I didn’t think it could get any more beautiful than the piercing azure water and soft white sand of Grace Bay Beach in Turks and Caicos.
But Coco Bistro, you might say, was a game changer. Its romantic setting beneath a canopy of palm trees gave gorgeous Grace Bay Beach a serious run for its money in the ambiance department.
Dine Beneath the Palms
Coco Bistro is just a five-minute drive inland from the bustling resort-laden Grace Bay strip—a $10 or so cab ride.
Set on a plot of land that used to be a plant nursery and has since turned into the largest palm grove on the island, Coco Bistro features al fresco dining in a courtyard dotted with tall palm trees.
There’s no denying the romantic feel of Coco Bistro. While I dined there one evening, the dark sky looked like pure velvet amongst the bright green palm branches, while delicate lighting from lamps scattered about and strategically placed candles cast a soft glow.
Coco Bistro’s Menu
Such a lovely setting immediately set high expectations for the food. Happily, Coco Bistro didn’t disappoint my palate.
Executive chef Stuart Gray (a Canuck, no less) has built a menu that showcases the best of Turks and Caicos—super fresh seafood and fish—with creative and inspired interpretations.
My ahi tuna sashimi appetizer was melt-in-your-mouth delicious. I couldn’t resist sampling more conch, so I ordered the conch ravioli as my main. Combined with grilled sweet peppers, pecan basil pesto, artichoke hearts and a white wine cream sauce, then topped with fresh shaved parmesan, the plentiful ravioli were stuffed to perfection with tasty, fresh conch meat. Yum!
Carnivores can rejoice, too. Coco Bistro also offers an impressive selection of meat dishes, including rack of lamb, steak and chicken.
The Final Say
I had never dined in a setting like Coco Bistro’s, and save for another trip to Turks and Caicos in my future, I wonder if I ever will again.
The food, to be sure, isn’t cheap—but few restaurants are in Grace Bay Beach. To me, paying a bit more for such fresh fare in such a beautiful, romantic courtyard is worth it.

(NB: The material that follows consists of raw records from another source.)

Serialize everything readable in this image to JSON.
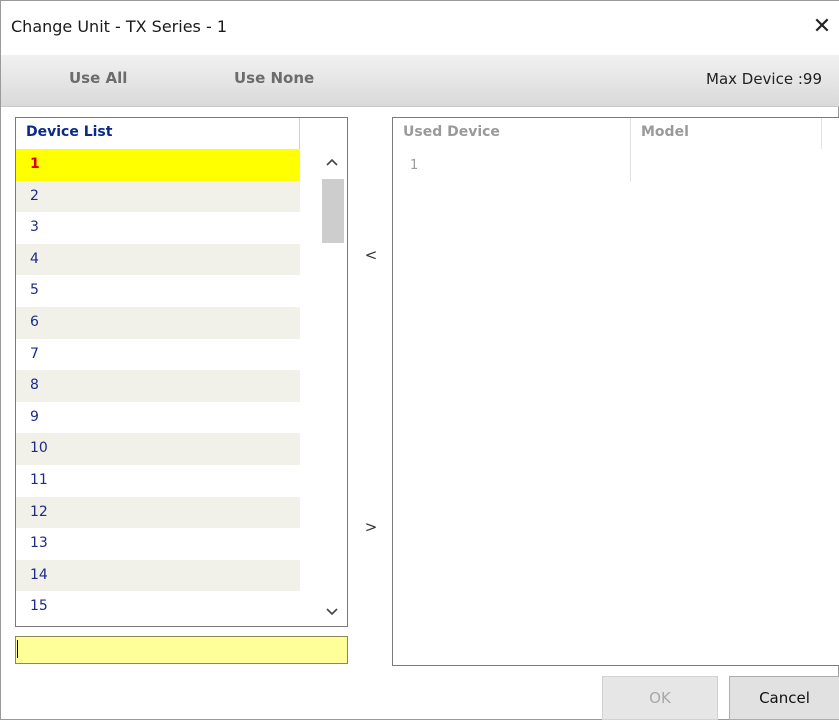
{
  "window": {
    "title": "Change Unit  - TX Series - 1",
    "close_glyph": "✕"
  },
  "toolbar": {
    "use_all": "Use All",
    "use_none": "Use None",
    "max_device": "Max Device :99"
  },
  "device_list": {
    "header": "Device List",
    "selected": "1",
    "items": [
      "1",
      "2",
      "3",
      "4",
      "5",
      "6",
      "7",
      "8",
      "9",
      "10",
      "11",
      "12",
      "13",
      "14",
      "15"
    ]
  },
  "filter_input": {
    "value": ""
  },
  "move_buttons": {
    "left": "<",
    "right": ">"
  },
  "used_devices": {
    "columns": [
      "Used Device",
      "Model"
    ],
    "rows": [
      {
        "device": "1",
        "model": ""
      }
    ]
  },
  "buttons": {
    "ok": "OK",
    "cancel": "Cancel"
  },
  "colors": {
    "selected_bg": "#ffff00",
    "selected_text": "#e00000",
    "list_text": "#1d2a86",
    "filter_bg": "#ffff99"
  }
}
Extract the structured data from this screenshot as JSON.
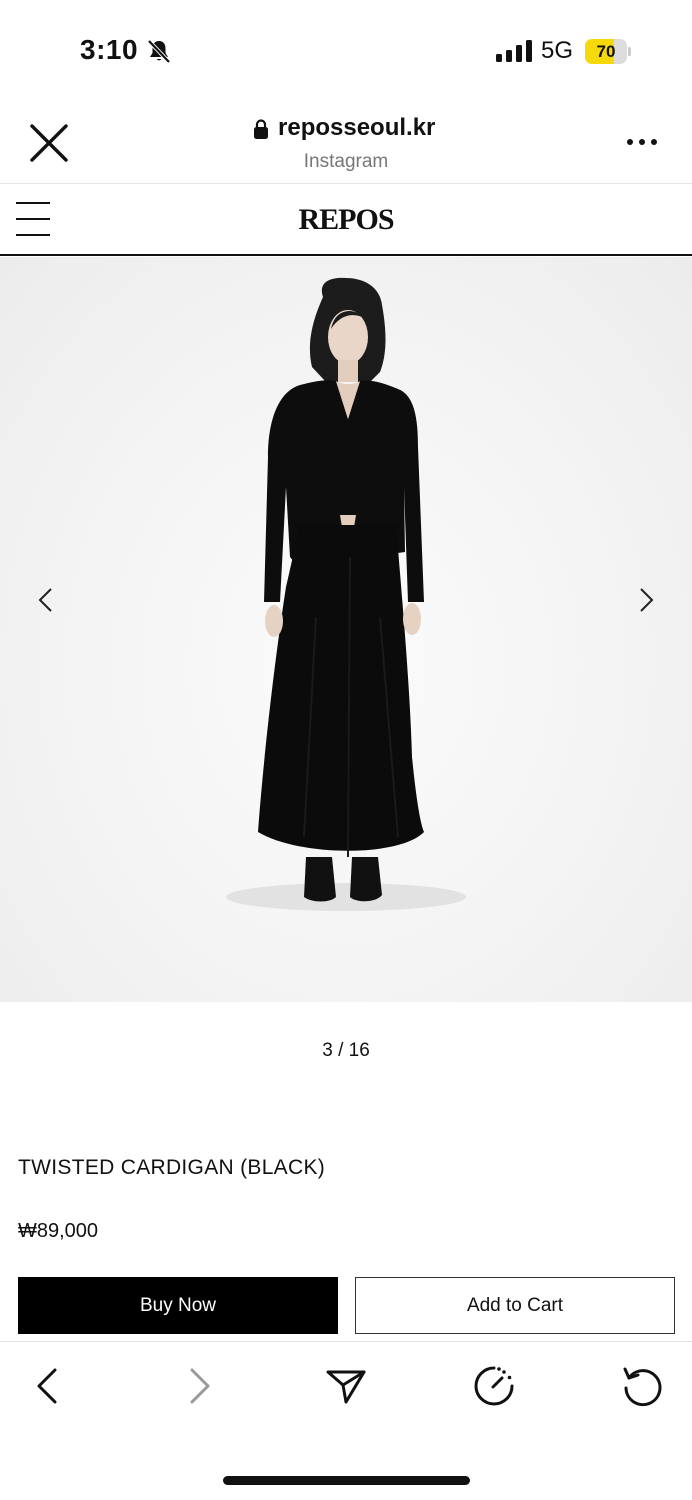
{
  "status_bar": {
    "time": "3:10",
    "network": "5G",
    "battery": "70",
    "battery_level_percent": 70,
    "battery_color": "#f5d90a"
  },
  "browser": {
    "url": "reposseoul.kr",
    "source": "Instagram"
  },
  "site": {
    "brand": "REPOS"
  },
  "gallery": {
    "counter": "3 / 16",
    "current": 3,
    "total": 16
  },
  "product": {
    "title": "TWISTED CARDIGAN (BLACK)",
    "price": "₩89,000",
    "buy_now_label": "Buy Now",
    "add_to_cart_label": "Add to Cart"
  },
  "icons": {
    "close": "close-icon",
    "lock": "lock-icon",
    "more": "more-icon",
    "menu": "hamburger-menu-icon",
    "prev": "chevron-left-icon",
    "next": "chevron-right-icon",
    "back": "back-arrow-icon",
    "forward": "forward-arrow-icon",
    "share": "send-icon",
    "speed": "gauge-icon",
    "reload": "reload-icon"
  }
}
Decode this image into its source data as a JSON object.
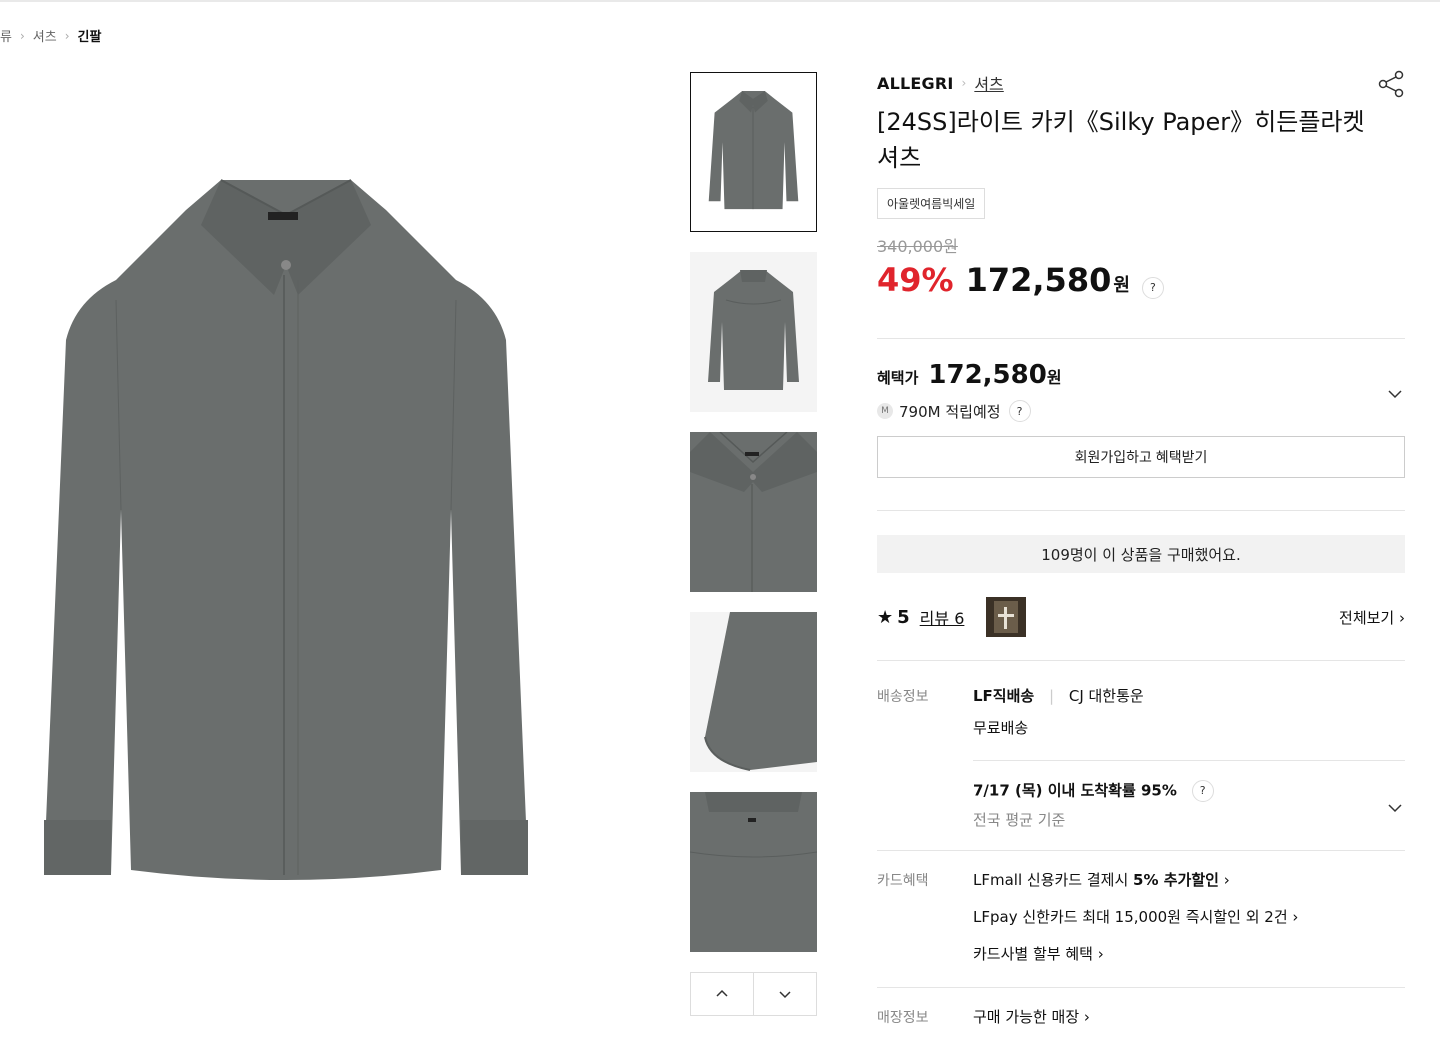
{
  "breadcrumb": [
    "류",
    "셔츠",
    "긴팔"
  ],
  "product": {
    "brand": "ALLEGRI",
    "category": "셔츠",
    "title": "[24SS]라이트 카키《Silky Paper》히든플라켓 셔츠",
    "tag": "아울렛여름빅세일",
    "original_price": "340,000원",
    "discount": "49%",
    "price": "172,580",
    "won": "원",
    "help": "?"
  },
  "benefit": {
    "label": "혜택가",
    "price": "172,580",
    "won": "원",
    "mileage_badge": "M",
    "mileage": "790M 적립예정",
    "join_button": "회원가입하고 혜택받기"
  },
  "bought_text": "109명이 이 상품을 구매했어요.",
  "review": {
    "star": "★",
    "score": "5",
    "link": "리뷰 6",
    "view_all": "전체보기 ›"
  },
  "delivery": {
    "label": "배송정보",
    "method": "LF직배송",
    "carrier": "CJ 대한통운",
    "fee": "무료배송",
    "arrival": "7/17 (목) 이내 도착확률 95%",
    "arrival_note": "전국 평균 기준"
  },
  "card": {
    "label": "카드혜택",
    "line1_prefix": "LFmall 신용카드 결제시 ",
    "line1_bold": "5% 추가할인",
    "line1_arrow": "›",
    "line2": "LFpay 신한카드 최대 15,000원 즉시할인 외 2건 ›",
    "line3": "카드사별 할부 혜택 ›"
  },
  "store": {
    "label": "매장정보",
    "link": "구매 가능한 매장 ›"
  },
  "colors": {
    "shirt": "#6a6e6d",
    "discount": "#e0242c"
  }
}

Coco Bistro is open for dinner from 6 p.m. to 10 p.m. Tuesday through Sunday. Reservations are highly recommended.
All photos by Tropical Imaging Ltd.
Conch in Turks and Caicos
It doesn't take long to figure out conch's significance in Providenciales, Turks and Caicos. The native sea snail—think a slightly tougher version of squid—is on just about every restaurant's menu in some way, shape or form.
Three days into my five-day stay in Turks and Caicos, I had already sampled conch (pronounced "conk") a handful of ways. But I wanted more.
Caicos Conch Farm
Before you even set foot on the tropical island of Providenciales—or any island in the Caribbean, really—there's one thing you absolutely need to know.
Conch, the sea snail that's found on local menus everywhere, is pronounced "konk," not "konch."
Fight the urge to pronounce that "ch" sound. It's a newbie mistake, and you're a far more seasoned traveller than that.
But quirky pronunciation is just one tiny aspect of this species. To delve deeper into the world of conch, head straight to the Caicos Conch Farm.
Turks and Caicos Chef Insider: Wolfgang von Wieser
In 2011, chef Wolfgang von Wieser left the non-stop scramble of Las Vegas for the slower pace of Turks and Caicos. Here, he shares how he's bringing contemporary German cuisine to Grace Bay Club on the island of Provindenciales. Plus, three of his favourite restaurants on the island.